So…

Time Warner’s

“Franchise Agreement workshop”

with the Lexington Council today

4:30PM at the Government Center

in the 2nd Floor Caucus Room.

Be there. Or be on hold with Time Warner customer service waiting fifteen minutes for them to finally get on the line and tell you how stupid you are for asking for something faster, cheaper, smarter, better… just more.

 

***

A very helpful birdy tells us:

This workshop today is not being held by Time Warner for the Council.  The Council called this workshop which will be dedicated to receiving as much information as possible from our representatives who work with the franchise. Of course the public has a right to know this meeting is taking place which is why it was advertised by public notice a few days ago.  However, there is a great deal of information to be presented and a limited amount of time to do so meaning it is unlikely that the Council will have time to allow the public to speak.

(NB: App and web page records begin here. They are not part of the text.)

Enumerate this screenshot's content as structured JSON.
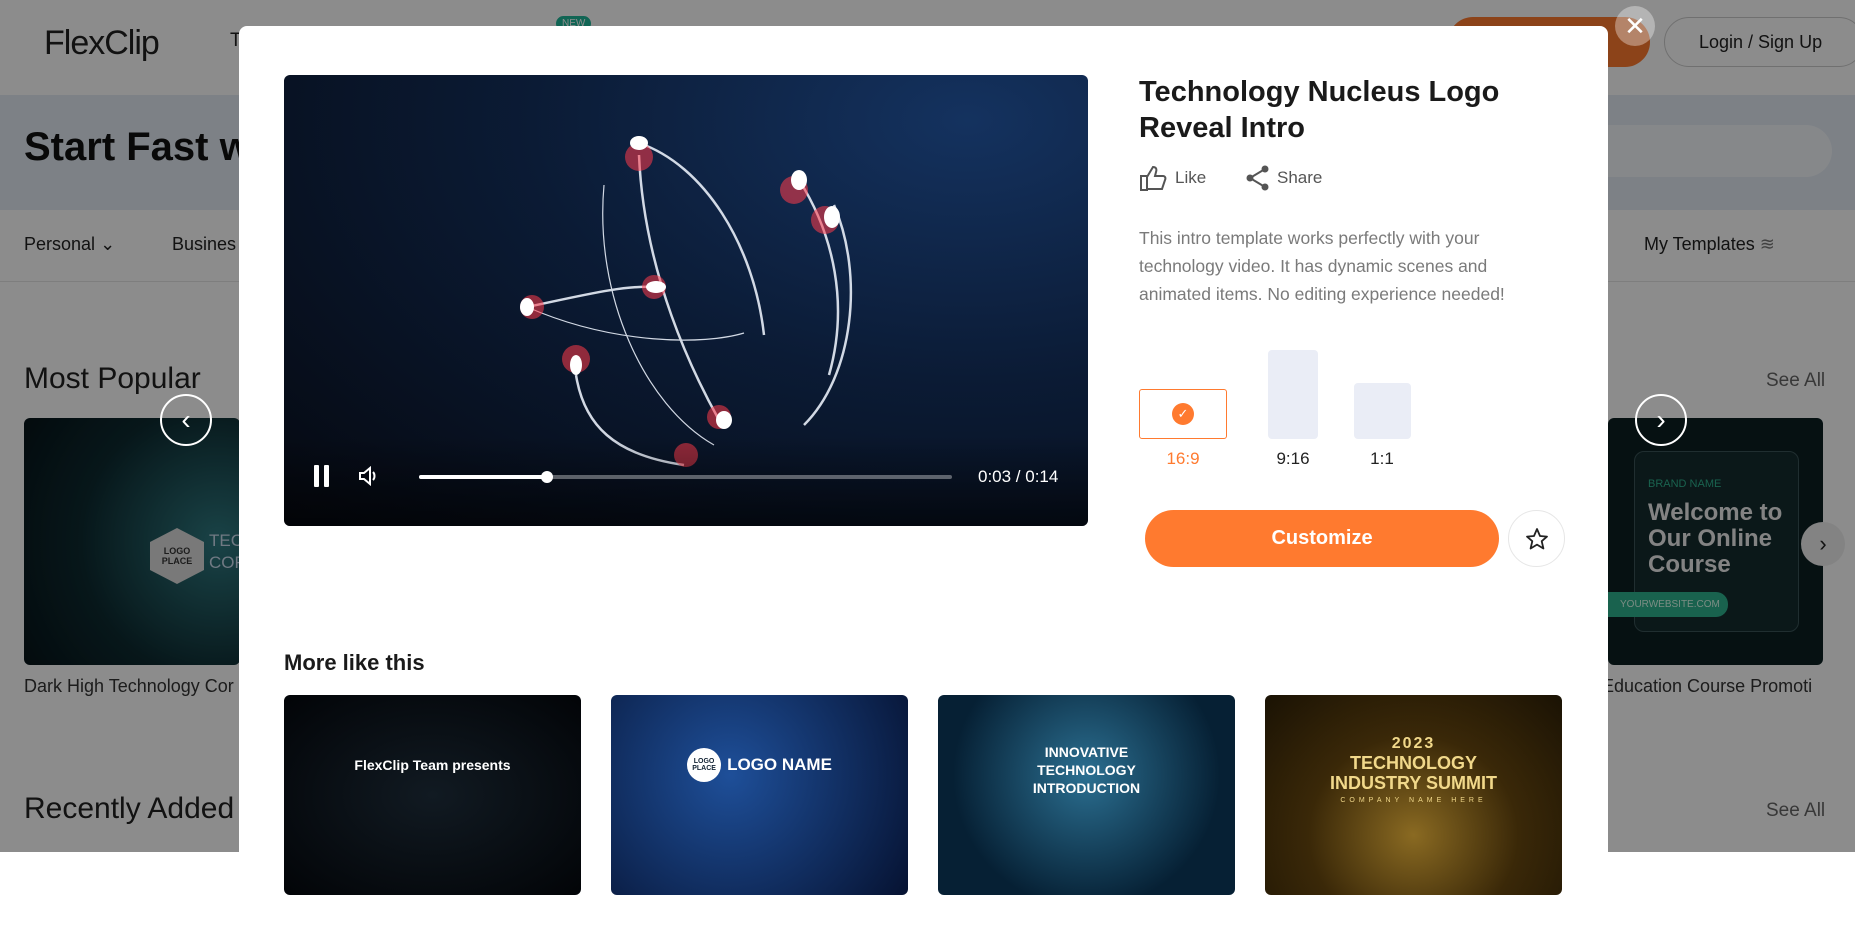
{
  "header": {
    "logo": "FlexClip",
    "nav_partial": "T",
    "new_badge": "NEW",
    "login": "Login / Sign Up"
  },
  "banner": {
    "title_partial": "Start Fast w"
  },
  "nav": {
    "personal": "Personal",
    "business_partial": "Busines",
    "my_templates": "My Templates"
  },
  "sections": {
    "most_popular": "Most Popular",
    "recently_added": "Recently Added",
    "see_all": "See All",
    "left_card_title": "Dark High Technology Cor",
    "left_card_logo": "LOGO PLACE",
    "left_card_text": "TEC COR",
    "right_card_title": "Education Course Promoti",
    "right_card_brand": "BRAND NAME",
    "right_card_heading": "Welcome to Our Online Course",
    "right_card_url": "YOURWEBSITE.COM"
  },
  "modal": {
    "title": "Technology Nucleus Logo Reveal Intro",
    "like": "Like",
    "share": "Share",
    "description": "This intro template works perfectly with your technology video. It has dynamic scenes and animated items. No editing experience needed!",
    "video": {
      "time": "0:03 / 0:14",
      "progress_percent": 24,
      "state": "playing"
    },
    "ratios": [
      {
        "label": "16:9",
        "selected": true
      },
      {
        "label": "9:16",
        "selected": false
      },
      {
        "label": "1:1",
        "selected": false
      }
    ],
    "customize": "Customize",
    "more_title": "More like this",
    "more": [
      {
        "text": "FlexClip Team presents"
      },
      {
        "text": "LOGO NAME",
        "logo": "LOGO PLACE"
      },
      {
        "text": "INNOVATIVE TECHNOLOGY INTRODUCTION"
      },
      {
        "year": "2023",
        "text": "TECHNOLOGY INDUSTRY SUMMIT",
        "sub": "COMPANY NAME HERE"
      }
    ]
  },
  "colors": {
    "accent": "#ff7a2f",
    "overlay": "rgba(0,0,0,0.45)"
  }
}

This clarification is much appreciated. The meeting is open but you probably can’t speak. That doesn’t mean don’t go… the more feedback Council gets from the community the better, of course (and from feedback we’re getting, they do seem to want to do something). So help them along! (You may also have a chance to speak at 6pm-er afterwards, and of course if you go you can find out how to follow along the process more closely).

SUPPORT THE YONDER

Archives

Search

Social Networking Crap

Shop at the Barefoot and Progressive Store!

Free Ad Space

Help support B&P! DONATE!

Free Ad Space

Share Barefoot & progressive